Antibody testing may be more sensitive but is not adequate by itself. A negative antibody test is good evidence that a cat is not infected; however, a positive antibody test may indicate several things. It could indicate a mature infection. It could indicate immature worms in the body. It could also indicate a past infection. (Antibody levels will remain somewhat elevated after the heartworms have long since died of old age.) This means that a positive antibody test should be accompanied by some kind of signs of heart disease (either symptoms or radiographic or ultrasonographic evidence) or with a positive antigen test before making a diagnosis of active heartworm infection in a cat.
So if no single test is reliable, what are we supposed to do for testing? The American Heartworm Society currently recommends using both an antigen test and an antibody test for screening apparently healthy cats. If a cat is sick and heartworm disease is suspected, both these tests are recommended, plus chest radiographs and/or echocardiography to assess heart and lung disease.
Since the major signs of disease in cats are due to inflammation and immune stimulation, a medication such as prednisone can be used to control symptoms. In general, if the cat does not appear sick, the American Heartworm Society recommends attempting to wait out the worm's 2 to 3 year life span and simply monitor chest radiographs every 6 months or so.
The same heartworm adulticide therapy used in dogs is best not used in cats as it is extremely dangerous to do so and is considered a last resort. There may not be a choice, however, depending on the degree of illness from the heartworm disease. Approximately one third of cats receiving heartworm adulticide therapy will experience life-threatening embolic complications when the worms die suddenly (generally an unacceptable statistic). One month of cage confinement is typically recommended to control circulatory effort after adulticide treatment.
The good news is that feline heartworm infection is 100% preventable and there are currently four products on the market that are reliably effective.
The dose of ivermectin (active ingredient of Heartgard) needed to prevent heartworm infection in cats is about 4 times higher than that in dogs. Heartgard was the first FDA-approved heartworm prevention medication available for cats. It is a monthly flavored chewable available by prescription. The American Heartworm Society recommends testing prior to administration.
Interceptor® also makes a monthly chewable for cats with the same active ingredient (milbemycin oxime) as Interceptor for dogs. Interceptor for cats also protects against hookworms and roundworms.
Revolution® entered the anti-parasite scene in 1999. This product covers fleas, roundworms, hookworms, and ear mites in addition to preventing heartworm in cats. Uniquely, this product is applied topically rather than orally. Read more information direct from the manufacturer of Revolution.

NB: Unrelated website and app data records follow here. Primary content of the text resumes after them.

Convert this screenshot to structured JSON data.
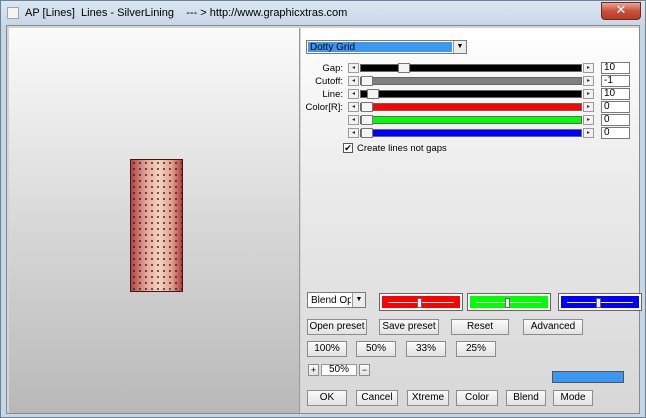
{
  "window": {
    "title": "AP [Lines]  Lines - SilverLining    --- > http://www.graphicxtras.com",
    "close_glyph": "✕"
  },
  "icons": {
    "app": "app-icon",
    "close": "close-icon",
    "dropdown": "chevron-down-icon",
    "left_arrow": "arrow-left-icon",
    "right_arrow": "arrow-right-icon",
    "check": "checkmark-icon"
  },
  "glyphs": {
    "down": "▼",
    "left": "◂",
    "right": "▸",
    "check": "✔"
  },
  "pattern_select": {
    "value": "Dotty Grid",
    "color": "#3a98f0"
  },
  "sliders": [
    {
      "label": "Gap:",
      "value": "10",
      "level": 0.18,
      "color": "#000000"
    },
    {
      "label": "Cutoff:",
      "value": "-1",
      "level": 0.0,
      "color": "#808080"
    },
    {
      "label": "Line:",
      "value": "10",
      "level": 0.03,
      "color": "#000000"
    },
    {
      "label": "Color[R]:",
      "value": "0",
      "level": 0.0,
      "color": "#ff0000"
    },
    {
      "label": "",
      "value": "0",
      "level": 0.0,
      "color": "#00ff00"
    },
    {
      "label": "",
      "value": "0",
      "level": 0.0,
      "color": "#0000ff"
    }
  ],
  "checkbox": {
    "label": "Create lines not gaps",
    "checked": true
  },
  "blend_select": {
    "value": "Blend Opti"
  },
  "color_blend": [
    {
      "color": "#ff0000",
      "level": 0.5
    },
    {
      "color": "#00ff00",
      "level": 0.5
    },
    {
      "color": "#0000ff",
      "level": 0.5
    }
  ],
  "buttons": {
    "open_preset": "Open preset",
    "save_preset": "Save preset",
    "reset": "Reset",
    "advanced": "Advanced",
    "z100": "100%",
    "z50": "50%",
    "z33": "33%",
    "z25": "25%",
    "plus": "+",
    "zoom_value": "50%",
    "minus": "−",
    "ok": "OK",
    "cancel": "Cancel",
    "xtreme": "Xtreme",
    "color": "Color",
    "blend": "Blend",
    "mode": "Mode"
  },
  "swatch_color": "#3a98f0"
}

Advantage Multi® is a new product from Bayer which combines imidacloprid for flea control and moxidectin for heartworm preventive in one product. Read more information direct from the manufacturer of Advantage Multi®.